Impacts and Adaptation
Starting from the ICES core model, we develop an extension called ICES-XPS to specifically consider the public actor. Indeed, in the core model the government is part of a regional household but it hasn’t its own budget and its representation is limited to only consuming a fraction of regional disposable income (see figure B, Core model). In this extension, instead, we split the regional household into the two main actors in the economy, i.e. the private household and the government.
Figure: the income generation and uses in ICES-XPS
In ICES-XPS, the regional income is split into:
- Private household income which consists of revenues from primary factors (capital, labor, natural resources);
- Government income which is equal to the total tax revenues both from private household and productive sectors.
A series of international transactions among governments (foreign aid and grants) are collected by a fictitious international pool which redistribute them among receiving countries.

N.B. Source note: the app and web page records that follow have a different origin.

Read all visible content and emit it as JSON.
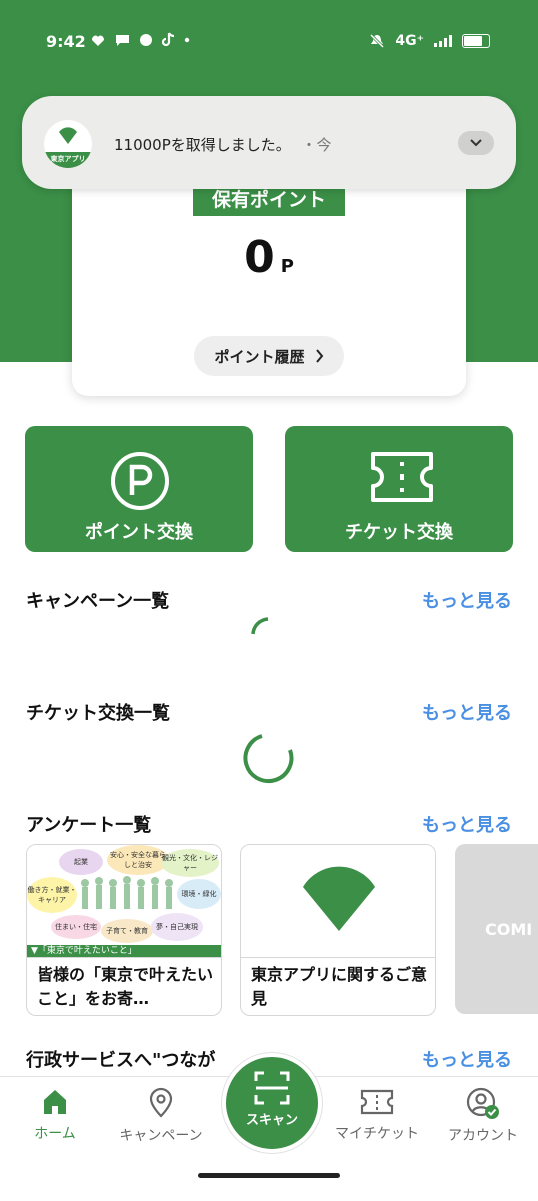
{
  "status_bar": {
    "time": "9:42",
    "network": "4G⁺",
    "left_icons": [
      "weather-icon",
      "chat-icon",
      "sns-icon",
      "tiktok-icon",
      "dot-icon"
    ],
    "right_icons": [
      "mute-icon",
      "signal-icon",
      "battery-icon"
    ]
  },
  "notification": {
    "app_name": "東京アプリ",
    "message": "11000Pを取得しました。",
    "time": "・今"
  },
  "points_card": {
    "badge": "保有ポイント",
    "value": "0",
    "unit": "P",
    "history_button": "ポイント履歴"
  },
  "exchange_tiles": [
    {
      "label": "ポイント交換",
      "icon": "point-p-icon"
    },
    {
      "label": "チケット交換",
      "icon": "ticket-icon"
    }
  ],
  "sections": {
    "campaigns": {
      "title": "キャンペーン一覧",
      "more": "もっと見る"
    },
    "tickets": {
      "title": "チケット交換一覧",
      "more": "もっと見る"
    },
    "surveys": {
      "title": "アンケート一覧",
      "more": "もっと見る"
    },
    "services": {
      "title": "行政サービスへ\"つなが",
      "more": "もっと見る"
    }
  },
  "survey_cards": [
    {
      "caption": "皆様の「東京で叶えたいこと」をお寄…",
      "banner_text": "▼「東京で叶えたいこと」",
      "bubbles": [
        "起業",
        "安心・安全な暮らしと治安",
        "観光・文化・レジャー",
        "働き方・就業・キャリア",
        "環境・緑化",
        "住まい・住宅",
        "子育て・教育",
        "夢・自己実現"
      ]
    },
    {
      "caption": "東京アプリに関するご意見"
    }
  ],
  "coming_card": {
    "label": "COMI"
  },
  "bottom_nav": {
    "items": [
      {
        "label": "ホーム",
        "icon": "home-icon"
      },
      {
        "label": "キャンペーン",
        "icon": "location-pin-icon"
      },
      {
        "label": "マイチケット",
        "icon": "ticket-icon"
      },
      {
        "label": "アカウント",
        "icon": "account-icon"
      }
    ],
    "scan": {
      "label": "スキャン",
      "icon": "scan-icon"
    }
  },
  "colors": {
    "brand_green": "#3b8f47",
    "link_blue": "#4a90e2",
    "notification_bg": "#ecedea"
  }
}
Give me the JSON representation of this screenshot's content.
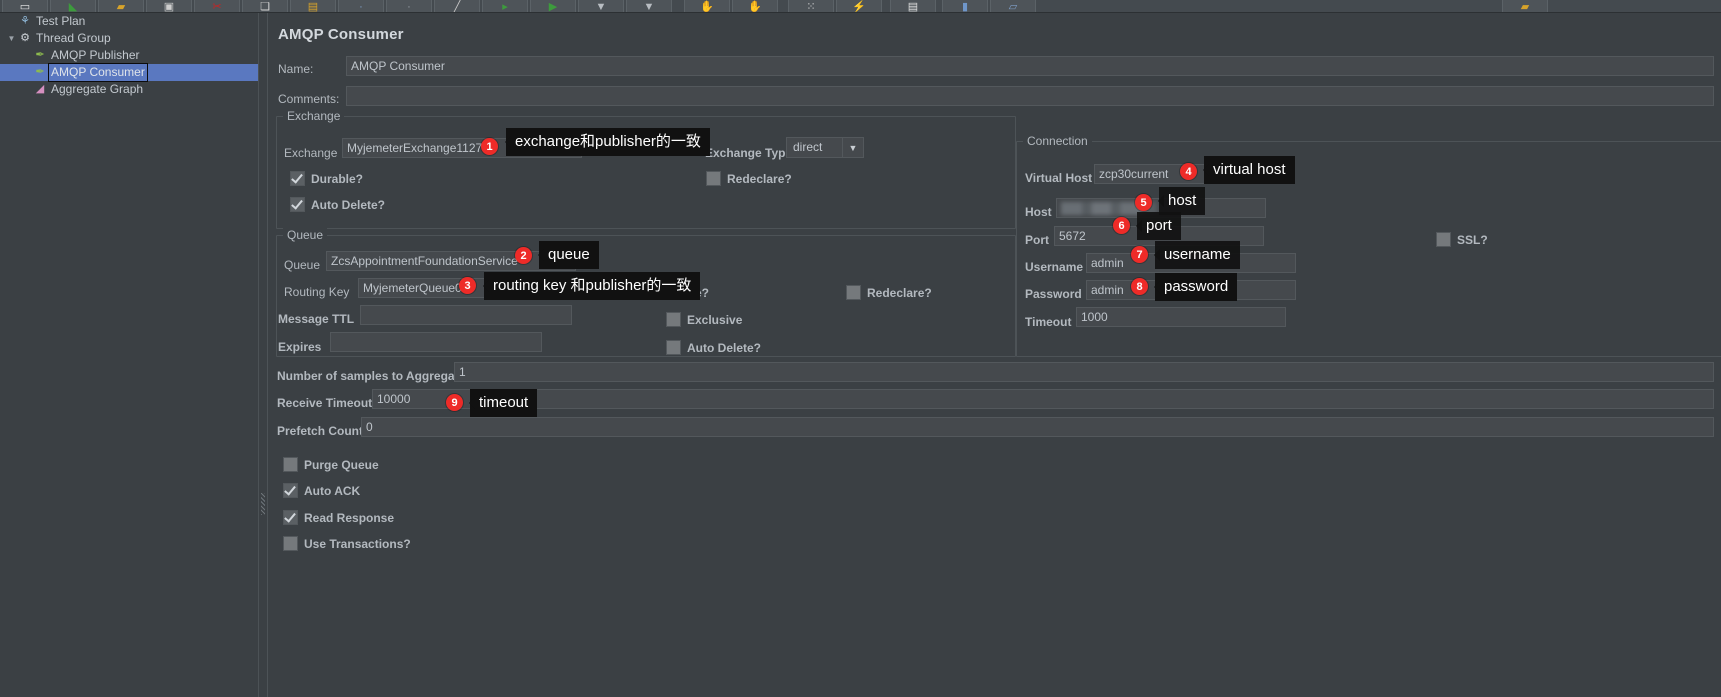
{
  "toolbar": {
    "buttons": [
      {
        "name": "new",
        "glyph": "▭"
      },
      {
        "name": "templates",
        "glyph": "◣"
      },
      {
        "name": "open",
        "glyph": "▰"
      },
      {
        "name": "save-as",
        "glyph": "▣"
      },
      {
        "name": "close",
        "glyph": "✂"
      },
      {
        "name": "cut",
        "glyph": "❏"
      },
      {
        "name": "copy",
        "glyph": "▤"
      },
      {
        "name": "paste",
        "glyph": "·"
      },
      {
        "name": "expand",
        "glyph": "·"
      },
      {
        "name": "collapse",
        "glyph": "╱"
      },
      {
        "name": "toggle",
        "glyph": "▸"
      },
      {
        "name": "start",
        "glyph": "▶"
      },
      {
        "name": "start-no-pauses",
        "glyph": "▼"
      },
      {
        "name": "stop",
        "glyph": "▼"
      },
      {
        "name": "shutdown",
        "glyph": "✋"
      },
      {
        "name": "clear",
        "glyph": "✋"
      },
      {
        "name": "clear-all",
        "glyph": "⁙"
      },
      {
        "name": "search",
        "glyph": "⚡"
      },
      {
        "name": "reset-search",
        "glyph": "▤"
      },
      {
        "name": "function-helper",
        "glyph": "▮"
      },
      {
        "name": "help",
        "glyph": "▱"
      },
      {
        "name": "warning",
        "glyph": "▰"
      }
    ]
  },
  "tree": {
    "items": [
      {
        "label": "Test Plan",
        "icon": "test-plan-icon",
        "indent": 0,
        "twisty": "",
        "selected": false
      },
      {
        "label": "Thread Group",
        "icon": "thread-group-icon",
        "indent": 0,
        "twisty": "▼",
        "selected": false
      },
      {
        "label": "AMQP Publisher",
        "icon": "sampler-icon",
        "indent": 1,
        "twisty": "",
        "selected": false
      },
      {
        "label": "AMQP Consumer",
        "icon": "sampler-icon",
        "indent": 1,
        "twisty": "",
        "selected": true
      },
      {
        "label": "Aggregate Graph",
        "icon": "listener-icon",
        "indent": 1,
        "twisty": "",
        "selected": false
      }
    ]
  },
  "panel": {
    "title": "AMQP Consumer",
    "name_label": "Name:",
    "name_value": "AMQP Consumer",
    "comments_label": "Comments:",
    "comments_value": ""
  },
  "exchange_group": {
    "caption": "Exchange",
    "exchange_label": "Exchange",
    "exchange_value": "MyjemeterExchange1127",
    "exchange_type_label": "Exchange Type",
    "exchange_type_value": "direct",
    "exchange_type_arrow": "▼",
    "durable_label": "Durable?",
    "durable_checked": true,
    "redeclare_label": "Redeclare?",
    "redeclare_checked": false,
    "auto_delete_label": "Auto Delete?",
    "auto_delete_checked": true
  },
  "queue_group": {
    "caption": "Queue",
    "queue_label": "Queue",
    "queue_value": "ZcsAppointmentFoundationService",
    "routing_key_label": "Routing Key",
    "routing_key_value": "MyjemeterQueue01",
    "message_ttl_label": "Message TTL",
    "message_ttl_value": "",
    "expires_label": "Expires",
    "expires_value": "",
    "durable_label": "Durable?",
    "durable_checked": true,
    "redeclare_label": "Redeclare?",
    "redeclare_checked": false,
    "exclusive_label": "Exclusive",
    "exclusive_checked": false,
    "auto_delete_label": "Auto Delete?",
    "auto_delete_checked": false
  },
  "connection_group": {
    "caption": "Connection",
    "virtual_host_label": "Virtual Host",
    "virtual_host_value": "zcp30current",
    "host_label": "Host",
    "host_value": "",
    "port_label": "Port",
    "port_value": "5672",
    "username_label": "Username",
    "username_value": "admin",
    "password_label": "Password",
    "password_value": "admin",
    "timeout_label": "Timeout",
    "timeout_value": "1000",
    "ssl_label": "SSL?",
    "ssl_checked": false
  },
  "bottom": {
    "samples_label": "Number of samples to Aggregate",
    "samples_value": "1",
    "receive_timeout_label": "Receive Timeout",
    "receive_timeout_value": "10000",
    "prefetch_label": "Prefetch Count",
    "prefetch_value": "0",
    "purge_queue_label": "Purge Queue",
    "purge_queue_checked": false,
    "auto_ack_label": "Auto ACK",
    "auto_ack_checked": true,
    "read_response_label": "Read Response",
    "read_response_checked": true,
    "use_transactions_label": "Use Transactions?",
    "use_transactions_checked": false
  },
  "annotations": {
    "accent_color": "#ee2b28",
    "items": [
      {
        "num": "1",
        "text": "exchange和publisher的一致"
      },
      {
        "num": "2",
        "text": "queue"
      },
      {
        "num": "3",
        "text": "routing key 和publisher的一致"
      },
      {
        "num": "4",
        "text": "virtual host"
      },
      {
        "num": "5",
        "text": "host"
      },
      {
        "num": "6",
        "text": "port"
      },
      {
        "num": "7",
        "text": "username"
      },
      {
        "num": "8",
        "text": "password"
      },
      {
        "num": "9",
        "text": "timeout"
      }
    ]
  }
}
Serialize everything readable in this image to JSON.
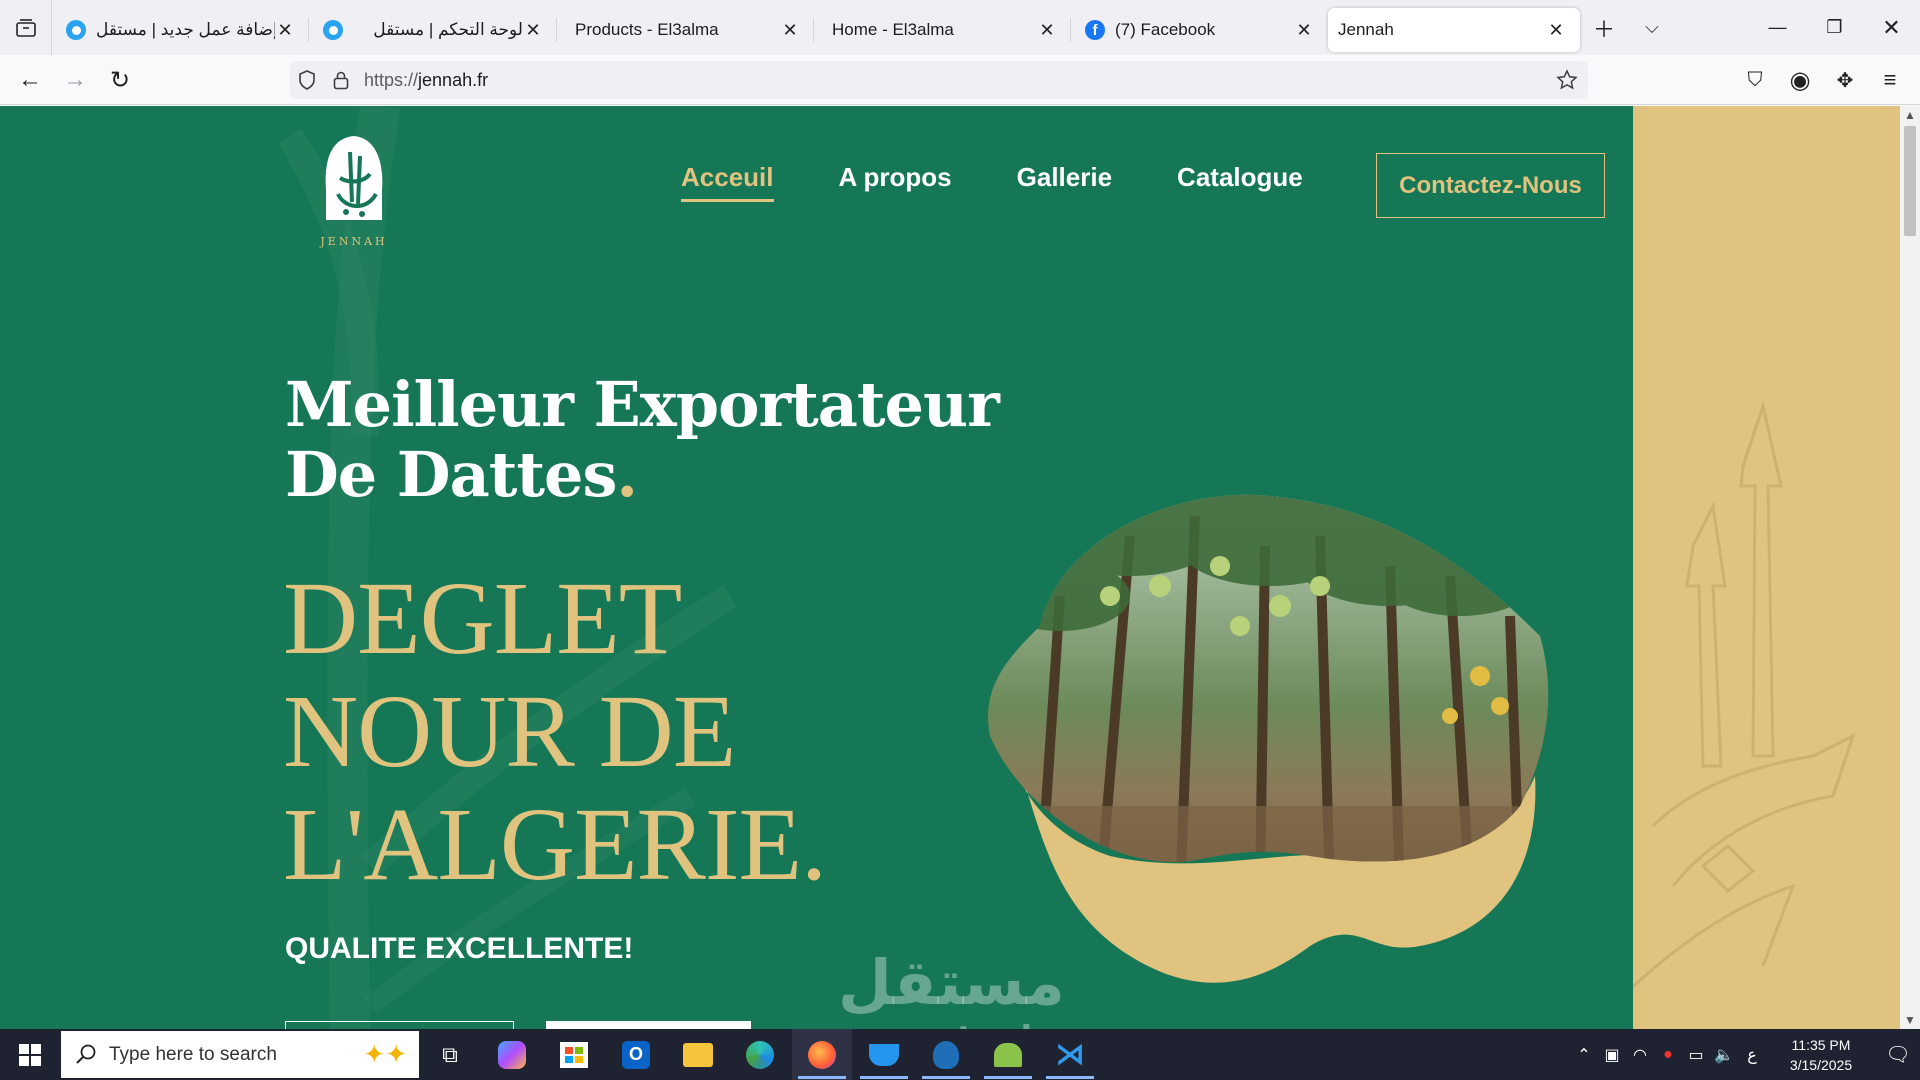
{
  "browser": {
    "tabs": [
      {
        "title": "إضافة عمل جديد | مستقل",
        "favicon": "mostaql-icon",
        "active": false
      },
      {
        "title": "لوحة التحكم | مستقل",
        "favicon": "mostaql-icon",
        "active": false
      },
      {
        "title": "Products - El3alma",
        "favicon": "",
        "active": false
      },
      {
        "title": "Home - El3alma",
        "favicon": "",
        "active": false
      },
      {
        "title": "(7) Facebook",
        "favicon": "facebook-icon",
        "active": false
      },
      {
        "title": "Jennah",
        "favicon": "",
        "active": true
      }
    ],
    "url_protocol": "https://",
    "url_host": "jennah.fr",
    "accent": "#0a84ff"
  },
  "site": {
    "logo_text": "JENNAH",
    "nav": [
      {
        "label": "Acceuil",
        "active": true
      },
      {
        "label": "A propos",
        "active": false
      },
      {
        "label": "Gallerie",
        "active": false
      },
      {
        "label": "Catalogue",
        "active": false
      }
    ],
    "contact_label": "Contactez-Nous",
    "headline_line1": "Meilleur Exportateur",
    "headline_line2": "De Dattes",
    "headline_dot": ".",
    "big_line1": "DEGLET",
    "big_line2": "NOUR DE",
    "big_line3": "L'ALGERIE.",
    "tagline": "QUALITE EXCELLENTE!",
    "colors": {
      "green": "#167756",
      "gold": "#dfc37f"
    }
  },
  "watermark": {
    "arabic": "مستقل",
    "latin": "mostaql.com"
  },
  "taskbar": {
    "search_placeholder": "Type here to search",
    "time": "11:35 PM",
    "date": "3/15/2025",
    "ime": "ع"
  }
}
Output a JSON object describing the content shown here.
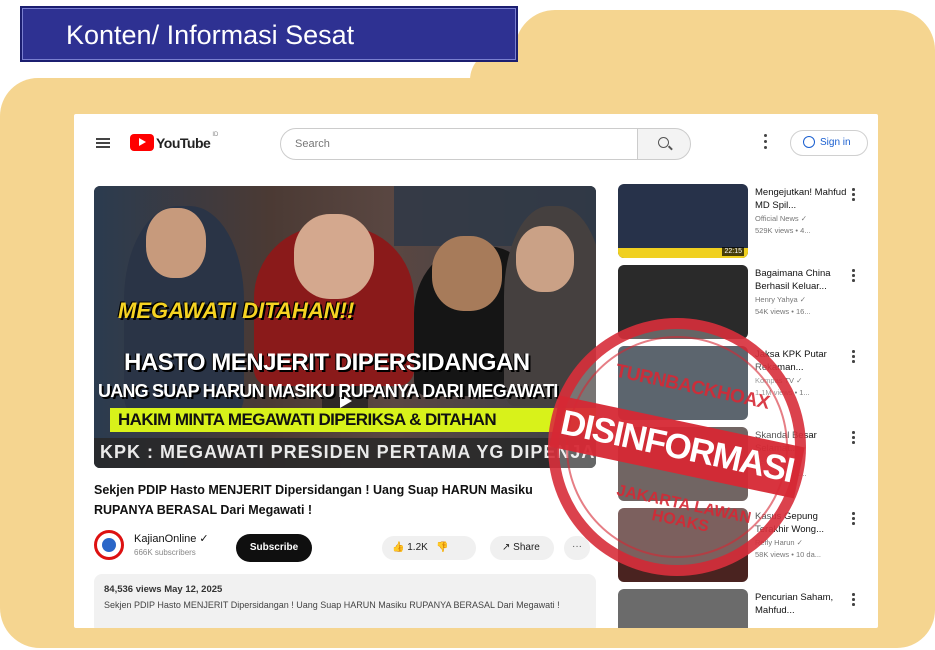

Transactions between the government and the private household consider flows inside the regional economy:
- Net Social transfers;
- Interest payment on public debt to residents.
and flows among governments and foreign private households such as:
- Interest payment on public debt to non-residents. Similarly to what happens to foreign aid and grants there is a collecting international pool which reallocates among countries according to its own rule.
Both the government and the private household consume a part of their income choosing between a bundle of domestic and foreign commodities. The latter originate from different countries according to an elasticity of substitution (the so-called Armington assumption).
The government income not spent is saved, and the sum of public and private savings determines the regional disposable saving which enters the Global Bank as in the core ICES model.
The ICES model has been developed in two regionalized versions:
- One with the disaggregation of the 20 Italian regions,
- And another with a disaggregation of the European Mediterranean area into 70 NUTS
The figure below summarizes the interlinked structure of the regionalized ICES model. The trade structure now involves trade flows to other regions inside the country, to regions outside the country and to other countries.
Figure: trade flows in the regionalized model
To determine these trade flows, the two versions of the model differ in their methodology:
- The Italian regionalized version disaggregates trade flows among regions using RAS procedure to balance economic and transport data;
- The EU Mediterranean regionalized version applies the gravitational approach.
Then, some assumptions on substitution parameters in trade among sub-regions and countries and in factor mobility are made. The Armington elasticities are higher for trade among regions than among countries to consider the so-called border effect, and to avid unrealistic full specialization at the sub-national level.
Regarding the primary factor mobility:
- Counties’ primary factor mobility doesn’t change with respect to the core ICES model;
- Land and natural resources are immobile across regions;
- Labor (both skilled and unskilled) and capital supplies are sluggish among regions and immobile with respect to the Rest of the World.